Geography is important in genealogy. Knowing where your ancestors lived at any given times provides context to your family tree. But, people cannot be in two places at the same time.
How is this possible? Online family trees, of course. Through the power of creating one’s own narrative, my relatives manage to be in California and Massachusetts, California and Rhode Island, and Hawaii and Mexico all at the same time. I don’t mean for vacation. People who have connected to my lines have done so by making my people live in two places with different families at the same time. I had no idea my people had mastered time travel (something to add to the individual notes section in my family tree database).
I’ve written about finding a family tree that appears to show some of my Pacheco relatives were bigamists. (Not true!) A researcher has my great grandfather in Massachusetts with one family at the same time he was in Oakland, California with his real wife and children. Quite a feat for a man who was dying from Hansen’s Disease (Leprosy).
Then, I came across this. I got a little bit excited when I saw a family tree sporting my great grandfather, Harry Kenneth Jackson. Harry is a brick wall with concrete poured over the top. You can imagine how excited I was at the possibility of learning about his life prior to his marriage in 1904 in San Francisco.
This researcher had Harry and his wife, Marguerite Jones. And…wait a minute! This looks familiar. I can tell by some of my inputting quirks that this is a copy of my family tree database that I’ve shared with someone.
Though my tree is the basis for this information, something perquacky happened on the Dolan line. They have my 4th great grandmother, Catherine (Dolan) Kelly listed, however, something doesn’t sit right. They’ve given her a brother that I never heard of and who lived in Canada. They have Catherine making a side trip to Rhode Island where she has children that are not in my tree with a man who is not my 4th great grandfather. I read the attached documentation and none of it matches my research or implies connections to my ancestry.
Without going into detail, I believe this is someone I have a DNA match with, but we have not figured out our connection. I’m going to guess that the person used DNA generational suggestions and found documentation to fit.
Looking over the data, there simply isn’t enough information to attach Catherine and the Canadian brother to the same tree. The Rhode Island information is flat out wrong. When Martin and Catherine left Massachusetts for California, they left the East Coast for good. Even if they made a stop in Rhode Island, records show they were in San Francisco having kids and running boardinghouses when the Rhode Island settlement was supposed to have occurred.

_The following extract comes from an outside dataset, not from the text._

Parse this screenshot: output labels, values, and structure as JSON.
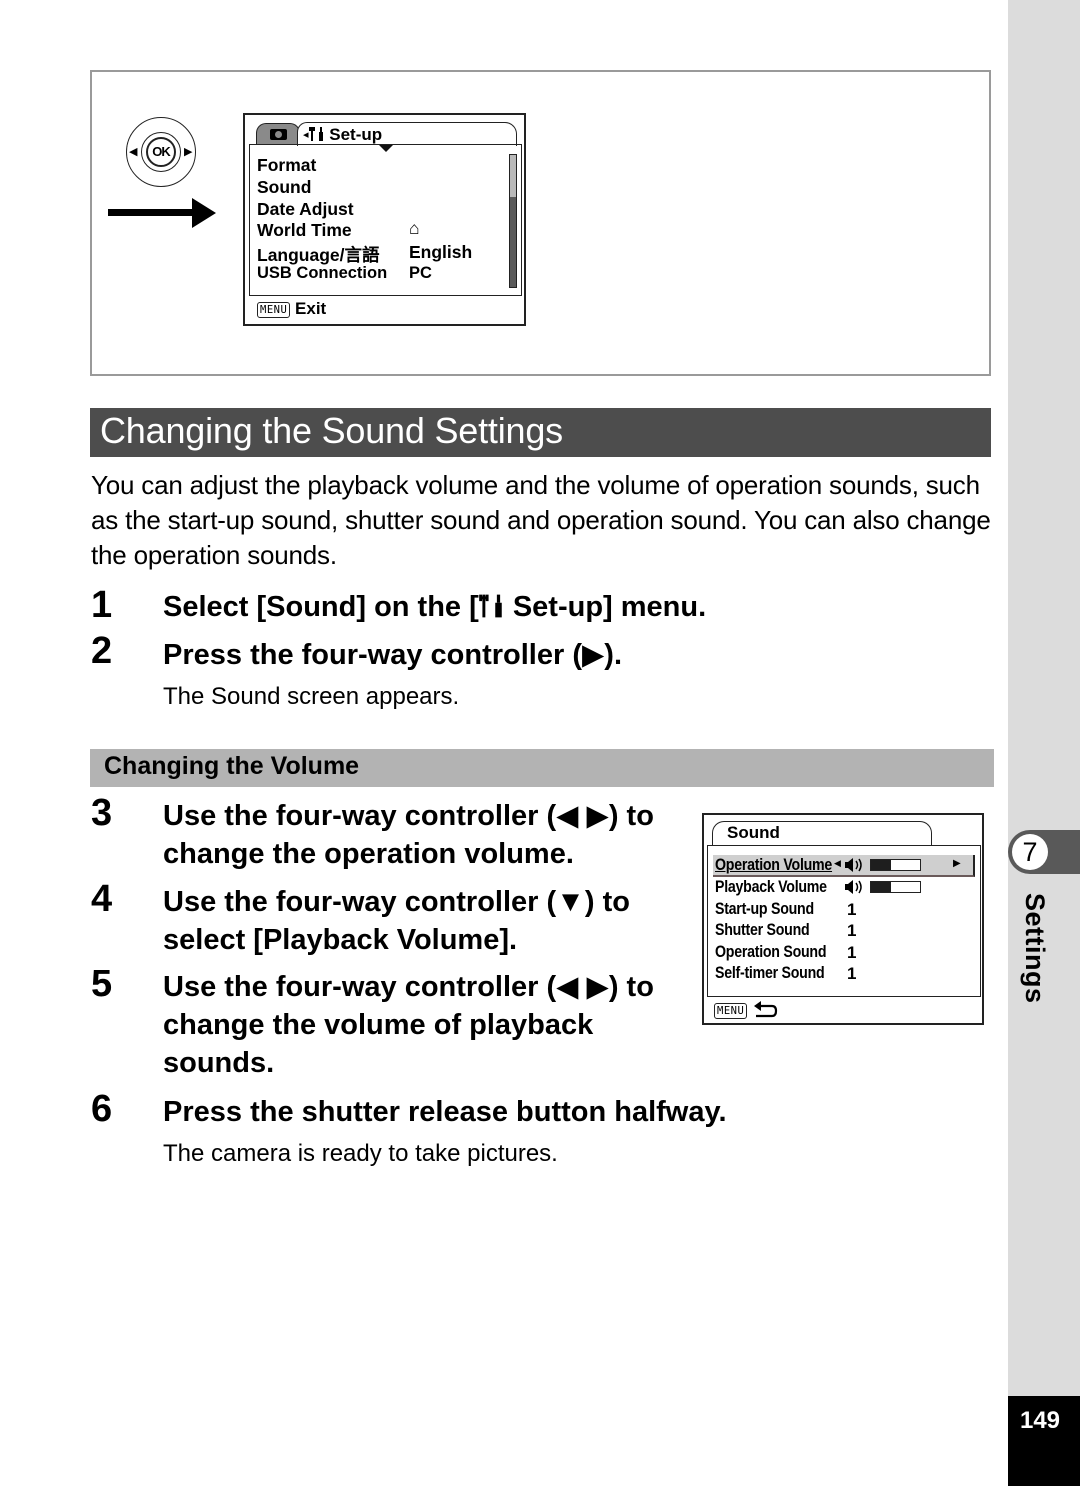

I keep coming across examples of my people in online family trees in the wrong places at the wrong time. It is peculiar because these trees almost always have the accurate information alongside the inaccurate information. They have the person living in two places at the same time without the benefit of modern means of transportation. Hence, time travel.
How does this happen? Is it because many online family tree programs make suggestions from the record collections on those websites and people assume these suggestions must be true? Is it lack of analysis? Is it just shoddy research or no research at all?
We all need to analyze and verify the documents that we find.
We must be critical. We have to ask these questions:
- Do the names match?
- Is this the right locality?
- If it is a new locality, could this person really have been in this place at this time?
- Are all the children accounted for?
- Does the spouse’s name match?
- Are their too many wives or husbands at one time?
- Given the time period and length of time it took to travel from one place to another, could the couple have lived in all these places within this time frame?
- Could they really have had two children in two cities in a matter of months?
Most importantly, In the examples that I’ve given, it seems the person forgot to ask one crucial question when analyzing documents:
Is the information I’ve found on this person plausible?
Genealogy isn’t just collecting documents and ancestors. It’s about making sure the information you find is for the right people. If it doesn’t sound plausible, it probably did not happen. Making the documentation fit your family tree just doesn’t make sense.